Your assignment:
Output the data word for word, dropping every image.

Recorded information:
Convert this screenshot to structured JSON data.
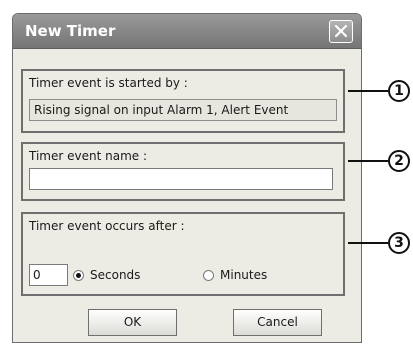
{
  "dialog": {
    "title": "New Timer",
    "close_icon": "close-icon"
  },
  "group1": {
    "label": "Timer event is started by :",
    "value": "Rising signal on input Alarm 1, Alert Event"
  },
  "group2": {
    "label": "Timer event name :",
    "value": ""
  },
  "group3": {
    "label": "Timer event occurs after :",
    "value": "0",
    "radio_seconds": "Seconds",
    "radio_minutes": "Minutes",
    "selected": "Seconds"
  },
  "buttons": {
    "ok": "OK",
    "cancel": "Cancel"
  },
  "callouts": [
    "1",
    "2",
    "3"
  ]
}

Solution for this problem:
Convert this screenshot to structured JSON data.
{
  "dialog": {
    "title": "New Timer",
    "close_icon": "close-icon"
  },
  "group1": {
    "label": "Timer event is started by :",
    "value": "Rising signal on input Alarm 1, Alert Event"
  },
  "group2": {
    "label": "Timer event name :",
    "value": ""
  },
  "group3": {
    "label": "Timer event occurs after :",
    "value": "0",
    "radio_seconds": "Seconds",
    "radio_minutes": "Minutes",
    "selected": "Seconds"
  },
  "buttons": {
    "ok": "OK",
    "cancel": "Cancel"
  },
  "callouts": [
    "1",
    "2",
    "3"
  ]
}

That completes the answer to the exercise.